Allen Eskens Guest Post + Giveaway
Allen Eskens is the Minnesota Author in the Spotlight here on BookSnob for the month of February and he recently visited the high school I teach at in Minneapolis to talk to students. He wrote his guest post about a question he didn't expect. Allen's book, The Life We Bury is taking South High School by storm. I see students and staff reading it everywhere. Read on.
A question I didn’t expect.
I recently did a presentation at Minneapolis South High School and a young lady asked a question that caught me off guard. I’d given my talk about how I came to write my novel The Life We Bury, and I was taking questions when this bright young woman asked “If I could go back in time and talk to myself and give myself advise, how old would I be. I’d come prepared to answer questions about my writing process or what it’s like to publish a novel, but this question was definitely one of those outside-the-box questions.
I didn’t have time to give that question the hours of thought it deserved.
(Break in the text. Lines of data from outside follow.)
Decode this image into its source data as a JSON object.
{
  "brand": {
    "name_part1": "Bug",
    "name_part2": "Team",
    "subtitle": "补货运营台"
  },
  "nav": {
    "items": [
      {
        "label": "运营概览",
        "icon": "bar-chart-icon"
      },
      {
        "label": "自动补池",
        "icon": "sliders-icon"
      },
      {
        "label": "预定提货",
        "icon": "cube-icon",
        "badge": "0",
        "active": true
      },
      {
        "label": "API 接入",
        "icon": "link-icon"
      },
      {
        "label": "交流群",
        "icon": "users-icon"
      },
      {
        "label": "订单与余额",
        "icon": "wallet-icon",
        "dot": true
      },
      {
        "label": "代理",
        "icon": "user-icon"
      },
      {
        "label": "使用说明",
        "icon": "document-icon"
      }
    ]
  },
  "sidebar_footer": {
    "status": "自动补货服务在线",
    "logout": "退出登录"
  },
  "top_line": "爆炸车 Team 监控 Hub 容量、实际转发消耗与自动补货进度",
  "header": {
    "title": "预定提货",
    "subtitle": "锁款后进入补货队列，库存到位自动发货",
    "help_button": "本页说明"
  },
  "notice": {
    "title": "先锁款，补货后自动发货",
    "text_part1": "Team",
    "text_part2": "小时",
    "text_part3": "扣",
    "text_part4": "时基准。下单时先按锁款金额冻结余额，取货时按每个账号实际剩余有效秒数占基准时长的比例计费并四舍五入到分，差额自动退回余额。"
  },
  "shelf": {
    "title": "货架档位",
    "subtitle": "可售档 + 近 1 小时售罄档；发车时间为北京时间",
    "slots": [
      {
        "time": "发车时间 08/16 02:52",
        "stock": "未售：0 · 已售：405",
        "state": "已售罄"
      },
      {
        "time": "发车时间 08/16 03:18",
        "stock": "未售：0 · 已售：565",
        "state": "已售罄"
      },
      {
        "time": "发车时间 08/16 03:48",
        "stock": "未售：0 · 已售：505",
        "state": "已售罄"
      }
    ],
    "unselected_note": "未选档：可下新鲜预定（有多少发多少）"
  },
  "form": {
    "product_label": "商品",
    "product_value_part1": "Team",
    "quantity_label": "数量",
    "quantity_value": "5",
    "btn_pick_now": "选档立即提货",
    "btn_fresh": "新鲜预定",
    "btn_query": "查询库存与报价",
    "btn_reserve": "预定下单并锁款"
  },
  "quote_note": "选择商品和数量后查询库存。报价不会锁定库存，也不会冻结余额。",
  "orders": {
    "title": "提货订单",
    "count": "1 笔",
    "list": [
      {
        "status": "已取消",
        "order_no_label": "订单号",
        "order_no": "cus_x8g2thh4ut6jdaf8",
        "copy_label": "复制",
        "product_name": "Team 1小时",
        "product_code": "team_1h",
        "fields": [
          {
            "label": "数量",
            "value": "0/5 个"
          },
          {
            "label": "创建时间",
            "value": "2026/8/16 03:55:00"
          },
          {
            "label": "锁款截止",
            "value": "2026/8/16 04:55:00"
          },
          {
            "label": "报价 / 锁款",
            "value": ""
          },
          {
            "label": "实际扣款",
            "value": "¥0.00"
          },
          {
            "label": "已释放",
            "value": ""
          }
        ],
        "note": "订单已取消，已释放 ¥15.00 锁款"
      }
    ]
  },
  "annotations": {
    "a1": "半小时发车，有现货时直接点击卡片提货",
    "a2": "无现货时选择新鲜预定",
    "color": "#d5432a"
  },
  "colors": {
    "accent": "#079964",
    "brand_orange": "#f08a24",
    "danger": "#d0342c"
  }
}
I shot from the cuff and said sixth grade. And now, after giving it some thought, I believe I got it right.
I remember being a fairly self-confident kid up until I got into sixth grade. I used to do the readings at my church, walk fearlessly among my peers, and I even had a part in the school play. But then sixth grade came along and something happened. I wish I could tell you what that was, but I can’t. No crippling trauma. No loss of a loved one. No single incident that would explain the change. I just
I developed a form of stage fright that shrunk my world. I became unable to speak in front of people. I gaped like a freshly caught perch whenever a teacher would call upon me to answer a question in class.
For the next three years I began a slow withdrawal from life. I quit all of my extra-curricular activities. No more football, wrestling or drama club. I became introverted and awkward. Looking back now, I see that my slide was born of a complete loss of confidence. Doubt gripped me in every aspect of my life. By the time I started high school, I had pledged that I would keep my head down and do the very minimum necessary to graduate.
But then, on a dare, my best friend and I tried out for the school play. I was terrified and expected that I’d freeze on stage. But to my relief, I made it through—and had fun in the process. Over the next four years, I threw myself into theater and by the time I graduated I was a completely different person. I regained my self-confidence, and I’ve been grabbing life by the throat ever since.
Back then, I came close to skidding down a very different path in my life. But now I am a successful attorney with a novel that is a finalist for the Edgar Allen Poe Award and a Minnesota Book Award. When I spoke to the kids at South, I wanted tell them the things I wish I could have said to my sixth-
Author of The Life We Bury
Thanks Allen. If you would like to win a copy of Allen's book, please enter here: The Life We Bury Giveaway